[Entries from a dataset of interfaces]
▽
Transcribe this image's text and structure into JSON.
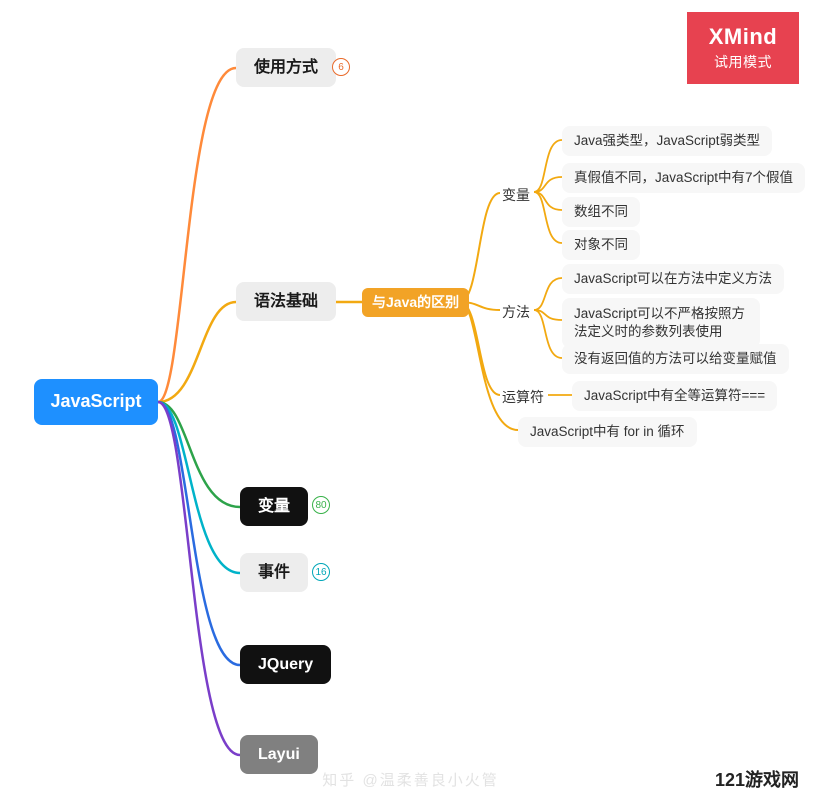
{
  "badge": {
    "line1": "XMind",
    "line2": "试用模式"
  },
  "footer": "121游戏网",
  "faint": "知乎 @温柔善良小火管",
  "root": {
    "label": "JavaScript"
  },
  "topics": {
    "usage": {
      "label": "使用方式",
      "count": "6"
    },
    "syntax": {
      "label": "语法基础"
    },
    "vars": {
      "label": "变量",
      "count": "80"
    },
    "events": {
      "label": "事件",
      "count": "16"
    },
    "jquery": {
      "label": "JQuery"
    },
    "layui": {
      "label": "Layui"
    }
  },
  "syntax_sub": {
    "java_diff": "与Java的区别"
  },
  "diff_groups": {
    "variables": {
      "label": "变量",
      "items": [
        "Java强类型，JavaScript弱类型",
        "真假值不同，JavaScript中有7个假值",
        "数组不同",
        "对象不同"
      ]
    },
    "methods": {
      "label": "方法",
      "items": [
        "JavaScript可以在方法中定义方法",
        "JavaScript可以不严格按照方法定义时的参数列表使用",
        "没有返回值的方法可以给变量赋值"
      ]
    },
    "operators": {
      "label": "运算符",
      "items": [
        "JavaScript中有全等运算符==="
      ]
    },
    "forin": {
      "label": "JavaScript中有 for in 循环"
    }
  }
}
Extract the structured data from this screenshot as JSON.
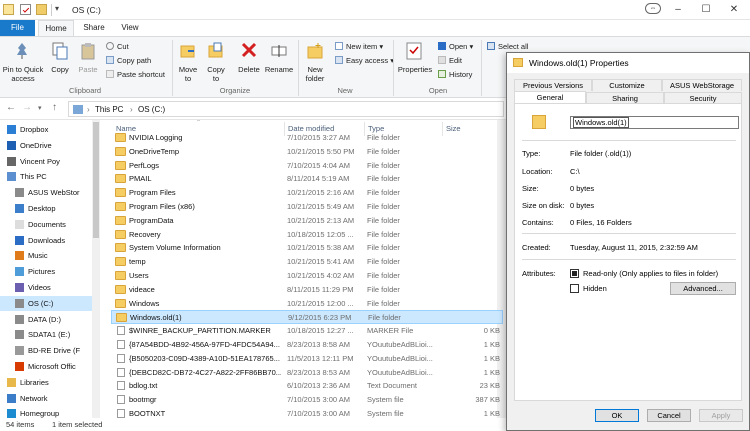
{
  "window": {
    "title": "OS (C:)"
  },
  "ribbon_tabs": [
    "File",
    "Home",
    "Share",
    "View"
  ],
  "ribbon": {
    "clipboard": {
      "pin": "Pin to Quick access",
      "copy": "Copy",
      "paste": "Paste",
      "cut": "Cut",
      "copy_path": "Copy path",
      "paste_shortcut": "Paste shortcut",
      "label": "Clipboard"
    },
    "organize": {
      "move_to": "Move to",
      "copy_to": "Copy to",
      "delete": "Delete",
      "rename": "Rename",
      "label": "Organize"
    },
    "new": {
      "new_folder": "New folder",
      "new_item": "New item",
      "easy_access": "Easy access",
      "label": "New"
    },
    "open": {
      "properties": "Properties",
      "open": "Open",
      "edit": "Edit",
      "history": "History",
      "label": "Open"
    },
    "select": {
      "select_all": "Select all"
    }
  },
  "address": {
    "crumbs": [
      "This PC",
      "OS (C:)"
    ]
  },
  "nav_items": [
    {
      "label": "Dropbox",
      "icon": "dropbox-icon"
    },
    {
      "label": "OneDrive",
      "icon": "onedrive-icon"
    },
    {
      "label": "Vincent Poy",
      "icon": "user-icon"
    },
    {
      "label": "This PC",
      "icon": "pc-icon"
    },
    {
      "label": "ASUS WebStor",
      "icon": "drive-icon"
    },
    {
      "label": "Desktop",
      "icon": "desktop-icon"
    },
    {
      "label": "Documents",
      "icon": "documents-icon"
    },
    {
      "label": "Downloads",
      "icon": "downloads-icon"
    },
    {
      "label": "Music",
      "icon": "music-icon"
    },
    {
      "label": "Pictures",
      "icon": "pictures-icon"
    },
    {
      "label": "Videos",
      "icon": "videos-icon"
    },
    {
      "label": "OS (C:)",
      "icon": "drive-icon"
    },
    {
      "label": "DATA (D:)",
      "icon": "drive-icon"
    },
    {
      "label": "SDATA1 (E:)",
      "icon": "drive-icon"
    },
    {
      "label": "BD-RE Drive (F",
      "icon": "disc-icon"
    },
    {
      "label": "Microsoft Offic",
      "icon": "office-icon"
    },
    {
      "label": "Libraries",
      "icon": "libraries-icon"
    },
    {
      "label": "Network",
      "icon": "network-icon"
    },
    {
      "label": "Homegroup",
      "icon": "homegroup-icon"
    }
  ],
  "columns": {
    "name": "Name",
    "date": "Date modified",
    "type": "Type",
    "size": "Size"
  },
  "files": [
    {
      "name": "NVIDIA Logging",
      "date": "7/10/2015 3:27 AM",
      "type": "File folder",
      "size": "",
      "kind": "folder"
    },
    {
      "name": "OneDriveTemp",
      "date": "10/21/2015 5:50 PM",
      "type": "File folder",
      "size": "",
      "kind": "folder"
    },
    {
      "name": "PerfLogs",
      "date": "7/10/2015 4:04 AM",
      "type": "File folder",
      "size": "",
      "kind": "folder"
    },
    {
      "name": "PMAIL",
      "date": "8/11/2014 5:19 AM",
      "type": "File folder",
      "size": "",
      "kind": "folder"
    },
    {
      "name": "Program Files",
      "date": "10/21/2015 2:16 AM",
      "type": "File folder",
      "size": "",
      "kind": "folder"
    },
    {
      "name": "Program Files (x86)",
      "date": "10/21/2015 5:49 AM",
      "type": "File folder",
      "size": "",
      "kind": "folder"
    },
    {
      "name": "ProgramData",
      "date": "10/21/2015 2:13 AM",
      "type": "File folder",
      "size": "",
      "kind": "folder"
    },
    {
      "name": "Recovery",
      "date": "10/18/2015 12:05 ...",
      "type": "File folder",
      "size": "",
      "kind": "folder"
    },
    {
      "name": "System Volume Information",
      "date": "10/21/2015 5:38 AM",
      "type": "File folder",
      "size": "",
      "kind": "folder"
    },
    {
      "name": "temp",
      "date": "10/21/2015 5:41 AM",
      "type": "File folder",
      "size": "",
      "kind": "folder"
    },
    {
      "name": "Users",
      "date": "10/21/2015 4:02 AM",
      "type": "File folder",
      "size": "",
      "kind": "folder"
    },
    {
      "name": "videace",
      "date": "8/11/2015 11:29 PM",
      "type": "File folder",
      "size": "",
      "kind": "folder"
    },
    {
      "name": "Windows",
      "date": "10/21/2015 12:00 ...",
      "type": "File folder",
      "size": "",
      "kind": "folder"
    },
    {
      "name": "Windows.old(1)",
      "date": "9/12/2015 6:23 PM",
      "type": "File folder",
      "size": "",
      "kind": "folder",
      "selected": true
    },
    {
      "name": "$WINRE_BACKUP_PARTITION.MARKER",
      "date": "10/18/2015 12:27 ...",
      "type": "MARKER File",
      "size": "0 KB",
      "kind": "doc"
    },
    {
      "name": "{87A54BDD-4B92-456A-97FD-4FDC54A94...",
      "date": "8/23/2013 8:58 AM",
      "type": "YOuutubeAdBLioi...",
      "size": "1 KB",
      "kind": "doc"
    },
    {
      "name": "{B5050203-C09D-4389-A10D-51EA178765...",
      "date": "11/5/2013 12:11 PM",
      "type": "YOuutubeAdBLioi...",
      "size": "1 KB",
      "kind": "doc"
    },
    {
      "name": "{DEBCD82C-DB72-4C27-A822-2FF86BB70...",
      "date": "8/23/2013 8:53 AM",
      "type": "YOuutubeAdBLioi...",
      "size": "1 KB",
      "kind": "doc"
    },
    {
      "name": "bdlog.txt",
      "date": "6/10/2013 2:36 AM",
      "type": "Text Document",
      "size": "23 KB",
      "kind": "doc"
    },
    {
      "name": "bootmgr",
      "date": "7/10/2015 3:00 AM",
      "type": "System file",
      "size": "387 KB",
      "kind": "doc"
    },
    {
      "name": "BOOTNXT",
      "date": "7/10/2015 3:00 AM",
      "type": "System file",
      "size": "1 KB",
      "kind": "doc"
    }
  ],
  "status": {
    "items": "54 items",
    "selected": "1 item selected"
  },
  "dialog": {
    "title": "Windows.old(1) Properties",
    "tabs_back": [
      "Previous Versions",
      "Customize",
      "ASUS WebStorage"
    ],
    "tabs_front": [
      "General",
      "Sharing",
      "Security"
    ],
    "name_value": "Windows.old(1)",
    "props": [
      {
        "label": "Type:",
        "value": "File folder (.old(1))"
      },
      {
        "label": "Location:",
        "value": "C:\\"
      },
      {
        "label": "Size:",
        "value": "0 bytes"
      },
      {
        "label": "Size on disk:",
        "value": "0 bytes"
      },
      {
        "label": "Contains:",
        "value": "0 Files, 16 Folders"
      }
    ],
    "created_label": "Created:",
    "created_value": "Tuesday, August 11, 2015, 2:32:59 AM",
    "attributes_label": "Attributes:",
    "readonly": "Read-only (Only applies to files in folder)",
    "hidden": "Hidden",
    "advanced": "Advanced...",
    "ok": "OK",
    "cancel": "Cancel",
    "apply": "Apply"
  }
}
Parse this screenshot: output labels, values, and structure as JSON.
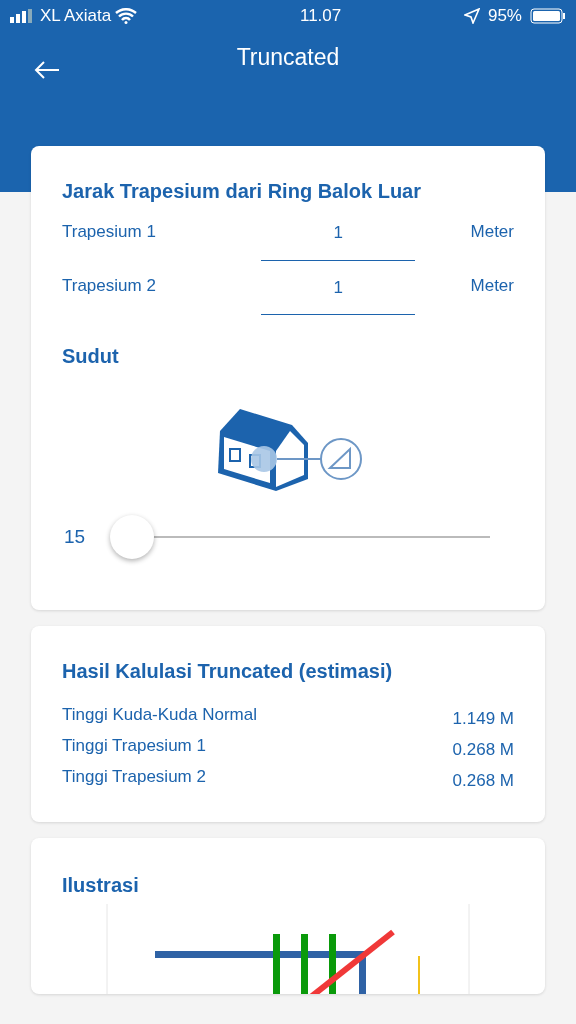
{
  "status_bar": {
    "carrier": "XL Axiata",
    "time": "11.07",
    "battery": "95%"
  },
  "header": {
    "title": "Truncated"
  },
  "distance_card": {
    "title": "Jarak Trapesium dari Ring Balok Luar",
    "fields": [
      {
        "label": "Trapesium 1",
        "value": "1",
        "unit": "Meter"
      },
      {
        "label": "Trapesium 2",
        "value": "1",
        "unit": "Meter"
      }
    ],
    "angle_title": "Sudut",
    "slider": {
      "reading": "15",
      "level": 0
    }
  },
  "result_card": {
    "title": "Hasil Kalulasi Truncated (estimasi)",
    "rows": [
      {
        "label": "Tinggi Kuda-Kuda Normal",
        "value": "1.149 M"
      },
      {
        "label": "Tinggi Trapesium 1",
        "value": "0.268 M"
      },
      {
        "label": "Tinggi Trapesium 2",
        "value": "0.268 M"
      }
    ]
  },
  "illustration_card": {
    "title": "Ilustrasi"
  }
}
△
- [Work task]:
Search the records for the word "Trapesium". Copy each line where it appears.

- [Expected answer]:
    "title": "Jarak Trapesium dari Ring Balok Luar",
        "label": "Trapesium 1",
        "label": "Trapesium 2",
        "label": "Tinggi Trapesium 1",
        "label": "Tinggi Trapesium 2",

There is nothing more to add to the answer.